​It will affect around one in two stroke survivors, according to the Stroke Association, and roughly at least a third of people with MS.

Meanwhile, over 80 per cent of people with Parkinson’s may be affected (Suttrup et al, 2016).

Speech and language therapists and other rehab professionals may employ a range of techniques aimed at triggering swallowing reflex and strengthening muscles needed for chewing and swallowing.

There are also technologies which can help to tackle the disorder, including Chattanooga’s VitalStim range.

The device unites the power of electrical stimulation with the benefits of swallowing exercises.

It was the first neuromuscular electrical stimulation (NMES) device cleared by the FDA for use in dysphagia therapy and is now used by over 27,000 providers in 40 countries.

Spokesperson Paul Kilduff tells NR Times: “Several studies have shown that using VitalStim can improve the outcomes of stroke patients, in fact leading them to be able to swallow when previously they couldn’t.

“It works by putting electrical stimulation across the throat and measuring the feedback from that stimulation, and helping the patient train their swallow reflex to regain it.

“Although it’s not a new technology, it is definitely being used more having been approved for use in the US and Europe.”

A 2013 study involving the Carlos III Health Institute in Barcelona, Spain, tested the device on 20 post-stroke patients with a mean age of 75.

It concluded that VitalStim is a safe and effective treatment for chronic poststroke dysphagic patients.

Numerous other studies have taken place since, including, in 2018, by the Affiliated Hospital of Qingdao University in China.
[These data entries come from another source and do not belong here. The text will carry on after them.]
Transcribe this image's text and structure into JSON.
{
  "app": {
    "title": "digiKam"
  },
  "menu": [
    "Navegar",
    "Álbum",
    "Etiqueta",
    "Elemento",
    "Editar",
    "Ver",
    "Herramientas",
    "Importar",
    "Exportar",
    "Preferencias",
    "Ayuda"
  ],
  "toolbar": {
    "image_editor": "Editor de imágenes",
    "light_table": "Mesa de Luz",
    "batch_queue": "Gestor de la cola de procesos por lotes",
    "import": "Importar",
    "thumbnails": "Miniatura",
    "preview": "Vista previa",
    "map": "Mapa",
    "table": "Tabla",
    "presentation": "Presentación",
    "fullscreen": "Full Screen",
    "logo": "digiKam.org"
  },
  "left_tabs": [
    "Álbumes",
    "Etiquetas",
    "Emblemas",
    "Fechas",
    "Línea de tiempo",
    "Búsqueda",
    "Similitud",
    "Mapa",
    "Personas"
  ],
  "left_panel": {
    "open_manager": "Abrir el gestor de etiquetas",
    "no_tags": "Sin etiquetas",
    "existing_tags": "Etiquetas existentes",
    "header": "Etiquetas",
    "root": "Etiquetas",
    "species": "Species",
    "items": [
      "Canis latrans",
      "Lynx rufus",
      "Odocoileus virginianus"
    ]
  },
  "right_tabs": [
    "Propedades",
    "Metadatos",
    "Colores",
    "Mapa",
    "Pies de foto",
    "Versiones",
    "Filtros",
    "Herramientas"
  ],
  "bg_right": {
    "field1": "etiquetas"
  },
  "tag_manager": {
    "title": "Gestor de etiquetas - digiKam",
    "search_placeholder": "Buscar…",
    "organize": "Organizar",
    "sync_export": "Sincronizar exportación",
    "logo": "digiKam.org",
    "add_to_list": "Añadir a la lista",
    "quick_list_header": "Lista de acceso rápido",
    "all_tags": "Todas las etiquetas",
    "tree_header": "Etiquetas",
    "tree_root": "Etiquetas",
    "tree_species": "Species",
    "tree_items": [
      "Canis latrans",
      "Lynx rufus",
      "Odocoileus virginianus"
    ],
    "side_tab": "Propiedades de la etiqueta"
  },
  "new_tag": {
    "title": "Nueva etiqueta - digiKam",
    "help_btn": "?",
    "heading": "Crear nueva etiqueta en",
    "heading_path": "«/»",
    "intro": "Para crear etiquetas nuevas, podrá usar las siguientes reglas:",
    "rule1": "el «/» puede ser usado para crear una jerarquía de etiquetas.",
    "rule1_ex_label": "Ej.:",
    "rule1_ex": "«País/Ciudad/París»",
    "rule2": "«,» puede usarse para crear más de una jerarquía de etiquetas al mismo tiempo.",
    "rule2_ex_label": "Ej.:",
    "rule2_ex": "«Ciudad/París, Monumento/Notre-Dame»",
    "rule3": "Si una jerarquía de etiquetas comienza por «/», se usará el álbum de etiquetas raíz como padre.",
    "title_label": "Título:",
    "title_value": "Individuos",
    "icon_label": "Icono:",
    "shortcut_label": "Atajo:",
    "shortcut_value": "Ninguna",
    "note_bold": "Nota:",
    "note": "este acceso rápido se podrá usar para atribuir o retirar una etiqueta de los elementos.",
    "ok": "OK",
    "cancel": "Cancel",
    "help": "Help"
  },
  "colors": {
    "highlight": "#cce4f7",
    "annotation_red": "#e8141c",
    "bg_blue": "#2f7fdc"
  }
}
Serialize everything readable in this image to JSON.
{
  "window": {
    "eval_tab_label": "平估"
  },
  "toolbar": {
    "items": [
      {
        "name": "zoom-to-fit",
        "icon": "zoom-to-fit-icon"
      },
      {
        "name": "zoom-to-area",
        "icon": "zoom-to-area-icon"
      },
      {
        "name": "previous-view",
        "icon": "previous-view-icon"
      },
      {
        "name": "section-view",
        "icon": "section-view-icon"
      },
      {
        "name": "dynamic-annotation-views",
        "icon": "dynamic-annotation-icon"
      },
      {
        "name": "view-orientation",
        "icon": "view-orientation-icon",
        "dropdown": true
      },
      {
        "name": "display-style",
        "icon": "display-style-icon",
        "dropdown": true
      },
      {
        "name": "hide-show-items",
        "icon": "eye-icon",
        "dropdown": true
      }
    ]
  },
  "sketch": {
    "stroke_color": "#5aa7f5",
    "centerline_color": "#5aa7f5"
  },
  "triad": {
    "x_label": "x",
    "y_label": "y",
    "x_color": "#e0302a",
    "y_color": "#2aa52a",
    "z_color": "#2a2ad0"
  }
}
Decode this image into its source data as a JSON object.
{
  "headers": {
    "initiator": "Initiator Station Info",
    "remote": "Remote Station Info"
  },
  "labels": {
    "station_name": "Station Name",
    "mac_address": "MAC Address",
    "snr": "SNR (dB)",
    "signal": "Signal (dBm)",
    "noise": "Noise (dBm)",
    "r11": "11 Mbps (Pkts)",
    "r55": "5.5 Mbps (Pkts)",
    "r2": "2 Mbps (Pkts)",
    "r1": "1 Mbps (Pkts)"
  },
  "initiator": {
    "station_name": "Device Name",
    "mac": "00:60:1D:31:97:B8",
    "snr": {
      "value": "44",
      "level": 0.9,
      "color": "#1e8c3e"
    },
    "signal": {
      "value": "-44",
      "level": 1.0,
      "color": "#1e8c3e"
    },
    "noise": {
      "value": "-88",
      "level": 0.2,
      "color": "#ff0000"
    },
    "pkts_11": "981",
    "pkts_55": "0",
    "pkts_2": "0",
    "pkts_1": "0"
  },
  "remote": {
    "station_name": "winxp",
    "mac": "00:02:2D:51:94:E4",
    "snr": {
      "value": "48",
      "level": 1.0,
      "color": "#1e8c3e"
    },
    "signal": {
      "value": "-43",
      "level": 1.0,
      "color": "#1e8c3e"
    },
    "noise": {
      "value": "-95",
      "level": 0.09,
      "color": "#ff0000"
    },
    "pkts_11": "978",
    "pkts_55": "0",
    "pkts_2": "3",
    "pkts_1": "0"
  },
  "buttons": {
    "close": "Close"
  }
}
Its study of 30 patients with dysphagia for less than six months found that VitalStim treatment added to traditional dysphagia therapy, producing significantly better swallowing effectiveness and safety outcome scores.